Previous Program Results

The results displayed below represent the improvements in physical testing experienced by four individual athletes after a 6 week training program. Pre-Test, Post-Test, Change in result, and Percentage Change in result are all shown for four athletes who have completed this Performance Training Program. It should be stated once again that these results are after a twelve session (six week) program, which is a considerably short amount of time to experience the changes and percentage changes by these participating athletes. Each of the tests listed below have been specifically chosen based on their relationship to attributes required by elite performers in lacrosse.

Power Test Results


Speed Test Results


Agility Test Results


Speed-Power Test Results


Core Endurance Test Results

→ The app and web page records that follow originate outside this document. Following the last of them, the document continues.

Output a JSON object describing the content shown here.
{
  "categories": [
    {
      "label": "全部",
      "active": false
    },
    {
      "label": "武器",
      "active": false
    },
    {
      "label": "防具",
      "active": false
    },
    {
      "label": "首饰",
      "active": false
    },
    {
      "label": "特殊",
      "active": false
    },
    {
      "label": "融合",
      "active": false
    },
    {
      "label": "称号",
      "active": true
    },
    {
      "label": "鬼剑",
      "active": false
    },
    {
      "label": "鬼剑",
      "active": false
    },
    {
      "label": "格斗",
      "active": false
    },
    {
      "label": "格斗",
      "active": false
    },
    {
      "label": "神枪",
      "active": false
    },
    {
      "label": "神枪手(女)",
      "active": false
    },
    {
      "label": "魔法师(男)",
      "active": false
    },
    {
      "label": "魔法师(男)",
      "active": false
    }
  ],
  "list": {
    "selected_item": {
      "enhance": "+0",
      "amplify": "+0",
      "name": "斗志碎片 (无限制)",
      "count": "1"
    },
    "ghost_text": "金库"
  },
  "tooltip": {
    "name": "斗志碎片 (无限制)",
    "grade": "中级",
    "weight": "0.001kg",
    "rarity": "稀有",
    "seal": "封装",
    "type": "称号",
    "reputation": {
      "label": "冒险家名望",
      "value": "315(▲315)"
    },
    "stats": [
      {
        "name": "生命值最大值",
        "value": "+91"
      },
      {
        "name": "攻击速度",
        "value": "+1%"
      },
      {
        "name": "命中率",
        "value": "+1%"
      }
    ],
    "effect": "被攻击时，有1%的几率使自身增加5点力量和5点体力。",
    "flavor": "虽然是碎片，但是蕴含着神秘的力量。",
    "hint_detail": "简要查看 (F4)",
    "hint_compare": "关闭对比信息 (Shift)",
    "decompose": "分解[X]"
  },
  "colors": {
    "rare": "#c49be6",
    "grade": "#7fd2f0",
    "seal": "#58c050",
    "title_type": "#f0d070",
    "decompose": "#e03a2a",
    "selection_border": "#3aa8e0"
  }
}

The parameter graph shown above allows each athlete to evaluate their own progress through this Performance Training Program, in this case Athlete 3. The results from Athlete 3’s pre-testing (red), post-testing (blue), and the group average of all athletes post-testing (green) are all demonstrated for all five tests completed. Through the use of this graph Athlete 3 is also able to visually see where the largest improvements were made during the training program, and how an athlete compares to the rest of the group’s results. In this scenario it is clear Athlete 3 made tremendous improvements in all five tests completed (based on the red and blue line comparisons).

As all tests utilized directly correlate to improved performance in lacrosse, this graph can be used to determine specific physical areas of concern that may lead to reduced performance. Athlete 3 performs above the group average in nearly all tests, except for the max plank hold. This information could be used to place an increased emphasis on core strength/endurance as this may be the limiting factor for Athlete 3’s lacrosse performance. It is important to note that this graph represents physical parameters and in no way reflects technical/tactical abilities utilized in lacrosse.

Cost comparison to Private Training Centers/Personal Training

At $30/session this Performance Training Program is extremely cost effective, especially when considering the coaching as well as the results shown above are experienced. When compared to private sport training facilities, the affordability alone of this Training program becomes apparent, even without considering the exceptional results experienced by athletes. For example, an 8 week lacrosse training program is listed at the cost of $199. This is simply to be able to download the training program and includes absolutely zero personalized coaching (1). Other facilities cost $99 per month, which includes a written program and one coached training session within that month period (2). A third facility allows a 30 day trial for $99-$369 and includes one assessment, one private training session, and small group classes (3). Each of these private training centers not only cost more, but they also do not include the individualized coaching by a full-time collegiate lacrosse performance coach like this Performance Training Program does.

Cost References:

  1. http://www.authenticperformancecenter.com/#!downloadable-programs/vdmll
  2. http://elitespeedsp.com/Pricing.html
  3. http://sportxcel.com/special-offers/

To learn more about upcoming Performance Training Sessions please contact Matthew Van Dyke at the following email address: matthew.k.vandyke@gmail.com